[Website and app data records]

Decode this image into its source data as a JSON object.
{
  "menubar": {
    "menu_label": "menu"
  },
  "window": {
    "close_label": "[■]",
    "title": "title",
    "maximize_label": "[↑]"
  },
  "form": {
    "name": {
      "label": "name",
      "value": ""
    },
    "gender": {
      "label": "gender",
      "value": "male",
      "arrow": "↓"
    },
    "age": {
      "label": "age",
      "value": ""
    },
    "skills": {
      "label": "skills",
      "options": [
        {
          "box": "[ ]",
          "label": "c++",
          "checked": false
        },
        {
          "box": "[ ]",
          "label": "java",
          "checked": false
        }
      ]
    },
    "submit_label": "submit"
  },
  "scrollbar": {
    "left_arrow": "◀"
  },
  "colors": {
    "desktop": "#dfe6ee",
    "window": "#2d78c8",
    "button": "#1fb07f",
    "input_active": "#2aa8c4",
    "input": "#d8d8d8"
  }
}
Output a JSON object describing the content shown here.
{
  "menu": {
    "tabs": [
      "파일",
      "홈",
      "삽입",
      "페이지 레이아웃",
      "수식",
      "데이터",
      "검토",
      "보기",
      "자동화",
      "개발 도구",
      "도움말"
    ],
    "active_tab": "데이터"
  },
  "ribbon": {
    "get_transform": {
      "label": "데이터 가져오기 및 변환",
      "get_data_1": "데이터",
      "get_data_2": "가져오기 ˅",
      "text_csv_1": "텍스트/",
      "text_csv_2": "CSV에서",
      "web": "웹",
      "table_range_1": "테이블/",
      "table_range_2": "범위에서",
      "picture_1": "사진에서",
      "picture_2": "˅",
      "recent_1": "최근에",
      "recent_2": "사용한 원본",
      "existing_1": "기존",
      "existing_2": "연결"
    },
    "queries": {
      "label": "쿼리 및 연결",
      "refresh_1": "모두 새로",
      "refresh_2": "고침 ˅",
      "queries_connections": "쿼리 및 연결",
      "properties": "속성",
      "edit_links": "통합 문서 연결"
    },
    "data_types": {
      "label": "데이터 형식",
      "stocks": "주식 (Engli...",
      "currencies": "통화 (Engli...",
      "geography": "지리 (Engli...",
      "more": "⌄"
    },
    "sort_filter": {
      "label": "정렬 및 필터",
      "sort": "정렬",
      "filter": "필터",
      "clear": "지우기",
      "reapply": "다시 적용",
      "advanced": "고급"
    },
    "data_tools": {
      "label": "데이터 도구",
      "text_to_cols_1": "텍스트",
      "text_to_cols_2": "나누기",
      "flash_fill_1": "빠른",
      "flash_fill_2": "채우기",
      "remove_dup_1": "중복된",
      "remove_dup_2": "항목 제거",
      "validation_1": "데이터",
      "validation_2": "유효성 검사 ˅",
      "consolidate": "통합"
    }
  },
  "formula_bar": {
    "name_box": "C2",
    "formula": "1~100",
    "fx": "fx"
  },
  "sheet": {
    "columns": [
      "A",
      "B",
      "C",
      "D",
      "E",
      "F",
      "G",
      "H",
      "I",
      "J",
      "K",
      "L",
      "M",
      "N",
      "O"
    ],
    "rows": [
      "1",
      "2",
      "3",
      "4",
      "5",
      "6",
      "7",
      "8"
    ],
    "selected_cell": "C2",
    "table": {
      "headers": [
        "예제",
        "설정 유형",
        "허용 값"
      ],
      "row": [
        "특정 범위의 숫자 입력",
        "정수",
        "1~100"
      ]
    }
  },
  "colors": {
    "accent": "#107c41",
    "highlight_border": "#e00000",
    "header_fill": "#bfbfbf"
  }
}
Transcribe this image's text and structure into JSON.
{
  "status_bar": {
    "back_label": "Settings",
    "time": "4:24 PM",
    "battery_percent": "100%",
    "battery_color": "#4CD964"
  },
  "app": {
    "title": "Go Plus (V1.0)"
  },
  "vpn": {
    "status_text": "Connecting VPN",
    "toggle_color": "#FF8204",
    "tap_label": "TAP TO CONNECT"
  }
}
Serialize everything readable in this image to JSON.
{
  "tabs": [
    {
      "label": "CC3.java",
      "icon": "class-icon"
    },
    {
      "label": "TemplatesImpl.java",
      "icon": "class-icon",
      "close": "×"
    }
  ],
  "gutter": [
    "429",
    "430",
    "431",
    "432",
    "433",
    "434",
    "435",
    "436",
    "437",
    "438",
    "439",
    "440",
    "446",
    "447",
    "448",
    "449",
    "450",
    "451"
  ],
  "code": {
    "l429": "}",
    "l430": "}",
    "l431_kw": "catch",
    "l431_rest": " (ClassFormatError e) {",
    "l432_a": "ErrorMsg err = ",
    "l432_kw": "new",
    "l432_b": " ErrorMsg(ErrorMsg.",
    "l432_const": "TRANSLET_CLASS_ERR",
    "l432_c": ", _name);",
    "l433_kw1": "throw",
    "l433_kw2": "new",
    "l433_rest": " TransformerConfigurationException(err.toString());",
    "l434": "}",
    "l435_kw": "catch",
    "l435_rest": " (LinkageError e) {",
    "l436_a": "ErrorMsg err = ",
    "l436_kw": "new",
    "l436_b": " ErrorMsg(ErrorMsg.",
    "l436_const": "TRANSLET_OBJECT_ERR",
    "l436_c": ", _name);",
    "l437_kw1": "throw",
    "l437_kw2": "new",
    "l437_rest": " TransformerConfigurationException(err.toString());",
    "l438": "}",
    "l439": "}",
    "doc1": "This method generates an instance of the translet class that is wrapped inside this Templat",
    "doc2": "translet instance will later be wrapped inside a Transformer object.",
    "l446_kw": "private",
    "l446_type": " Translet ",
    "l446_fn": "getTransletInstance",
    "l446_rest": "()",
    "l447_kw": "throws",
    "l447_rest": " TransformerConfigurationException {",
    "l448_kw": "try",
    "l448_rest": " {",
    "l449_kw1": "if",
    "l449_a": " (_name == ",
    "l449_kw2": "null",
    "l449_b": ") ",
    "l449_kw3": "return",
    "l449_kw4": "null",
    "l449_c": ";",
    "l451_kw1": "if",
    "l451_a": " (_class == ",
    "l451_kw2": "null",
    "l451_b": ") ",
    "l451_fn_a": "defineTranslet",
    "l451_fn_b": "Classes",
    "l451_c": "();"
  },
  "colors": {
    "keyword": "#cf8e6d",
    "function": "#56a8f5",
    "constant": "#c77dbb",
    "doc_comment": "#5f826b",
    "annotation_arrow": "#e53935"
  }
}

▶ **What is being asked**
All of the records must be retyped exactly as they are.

▶ **Solution to this exercise**
Decode this image into its source data as a JSON object.
{
  "menubar": {
    "menu_label": "menu"
  },
  "window": {
    "close_label": "[■]",
    "title": "title",
    "maximize_label": "[↑]"
  },
  "form": {
    "name": {
      "label": "name",
      "value": ""
    },
    "gender": {
      "label": "gender",
      "value": "male",
      "arrow": "↓"
    },
    "age": {
      "label": "age",
      "value": ""
    },
    "skills": {
      "label": "skills",
      "options": [
        {
          "box": "[ ]",
          "label": "c++",
          "checked": false
        },
        {
          "box": "[ ]",
          "label": "java",
          "checked": false
        }
      ]
    },
    "submit_label": "submit"
  },
  "scrollbar": {
    "left_arrow": "◀"
  },
  "colors": {
    "desktop": "#dfe6ee",
    "window": "#2d78c8",
    "button": "#1fb07f",
    "input_active": "#2aa8c4",
    "input": "#d8d8d8"
  }
}
Output a JSON object describing the content shown here.
{
  "menu": {
    "tabs": [
      "파일",
      "홈",
      "삽입",
      "페이지 레이아웃",
      "수식",
      "데이터",
      "검토",
      "보기",
      "자동화",
      "개발 도구",
      "도움말"
    ],
    "active_tab": "데이터"
  },
  "ribbon": {
    "get_transform": {
      "label": "데이터 가져오기 및 변환",
      "get_data_1": "데이터",
      "get_data_2": "가져오기 ˅",
      "text_csv_1": "텍스트/",
      "text_csv_2": "CSV에서",
      "web": "웹",
      "table_range_1": "테이블/",
      "table_range_2": "범위에서",
      "picture_1": "사진에서",
      "picture_2": "˅",
      "recent_1": "최근에",
      "recent_2": "사용한 원본",
      "existing_1": "기존",
      "existing_2": "연결"
    },
    "queries": {
      "label": "쿼리 및 연결",
      "refresh_1": "모두 새로",
      "refresh_2": "고침 ˅",
      "queries_connections": "쿼리 및 연결",
      "properties": "속성",
      "edit_links": "통합 문서 연결"
    },
    "data_types": {
      "label": "데이터 형식",
      "stocks": "주식 (Engli...",
      "currencies": "통화 (Engli...",
      "geography": "지리 (Engli...",
      "more": "⌄"
    },
    "sort_filter": {
      "label": "정렬 및 필터",
      "sort": "정렬",
      "filter": "필터",
      "clear": "지우기",
      "reapply": "다시 적용",
      "advanced": "고급"
    },
    "data_tools": {
      "label": "데이터 도구",
      "text_to_cols_1": "텍스트",
      "text_to_cols_2": "나누기",
      "flash_fill_1": "빠른",
      "flash_fill_2": "채우기",
      "remove_dup_1": "중복된",
      "remove_dup_2": "항목 제거",
      "validation_1": "데이터",
      "validation_2": "유효성 검사 ˅",
      "consolidate": "통합"
    }
  },
  "formula_bar": {
    "name_box": "C2",
    "formula": "1~100",
    "fx": "fx"
  },
  "sheet": {
    "columns": [
      "A",
      "B",
      "C",
      "D",
      "E",
      "F",
      "G",
      "H",
      "I",
      "J",
      "K",
      "L",
      "M",
      "N",
      "O"
    ],
    "rows": [
      "1",
      "2",
      "3",
      "4",
      "5",
      "6",
      "7",
      "8"
    ],
    "selected_cell": "C2",
    "table": {
      "headers": [
        "예제",
        "설정 유형",
        "허용 값"
      ],
      "row": [
        "특정 범위의 숫자 입력",
        "정수",
        "1~100"
      ]
    }
  },
  "colors": {
    "accent": "#107c41",
    "highlight_border": "#e00000",
    "header_fill": "#bfbfbf"
  }
}
Transcribe this image's text and structure into JSON.
{
  "status_bar": {
    "back_label": "Settings",
    "time": "4:24 PM",
    "battery_percent": "100%",
    "battery_color": "#4CD964"
  },
  "app": {
    "title": "Go Plus (V1.0)"
  },
  "vpn": {
    "status_text": "Connecting VPN",
    "toggle_color": "#FF8204",
    "tap_label": "TAP TO CONNECT"
  }
}
Serialize everything readable in this image to JSON.
{
  "tabs": [
    {
      "label": "CC3.java",
      "icon": "class-icon"
    },
    {
      "label": "TemplatesImpl.java",
      "icon": "class-icon",
      "close": "×"
    }
  ],
  "gutter": [
    "429",
    "430",
    "431",
    "432",
    "433",
    "434",
    "435",
    "436",
    "437",
    "438",
    "439",
    "440",
    "446",
    "447",
    "448",
    "449",
    "450",
    "451"
  ],
  "code": {
    "l429": "}",
    "l430": "}",
    "l431_kw": "catch",
    "l431_rest": " (ClassFormatError e) {",
    "l432_a": "ErrorMsg err = ",
    "l432_kw": "new",
    "l432_b": " ErrorMsg(ErrorMsg.",
    "l432_const": "TRANSLET_CLASS_ERR",
    "l432_c": ", _name);",
    "l433_kw1": "throw",
    "l433_kw2": "new",
    "l433_rest": " TransformerConfigurationException(err.toString());",
    "l434": "}",
    "l435_kw": "catch",
    "l435_rest": " (LinkageError e) {",
    "l436_a": "ErrorMsg err = ",
    "l436_kw": "new",
    "l436_b": " ErrorMsg(ErrorMsg.",
    "l436_const": "TRANSLET_OBJECT_ERR",
    "l436_c": ", _name);",
    "l437_kw1": "throw",
    "l437_kw2": "new",
    "l437_rest": " TransformerConfigurationException(err.toString());",
    "l438": "}",
    "l439": "}",
    "doc1": "This method generates an instance of the translet class that is wrapped inside this Templat",
    "doc2": "translet instance will later be wrapped inside a Transformer object.",
    "l446_kw": "private",
    "l446_type": " Translet ",
    "l446_fn": "getTransletInstance",
    "l446_rest": "()",
    "l447_kw": "throws",
    "l447_rest": " TransformerConfigurationException {",
    "l448_kw": "try",
    "l448_rest": " {",
    "l449_kw1": "if",
    "l449_a": " (_name == ",
    "l449_kw2": "null",
    "l449_b": ") ",
    "l449_kw3": "return",
    "l449_kw4": "null",
    "l449_c": ";",
    "l451_kw1": "if",
    "l451_a": " (_class == ",
    "l451_kw2": "null",
    "l451_b": ") ",
    "l451_fn_a": "defineTranslet",
    "l451_fn_b": "Classes",
    "l451_c": "();"
  },
  "colors": {
    "keyword": "#cf8e6d",
    "function": "#56a8f5",
    "constant": "#c77dbb",
    "doc_comment": "#5f826b",
    "annotation_arrow": "#e53935"
  }
}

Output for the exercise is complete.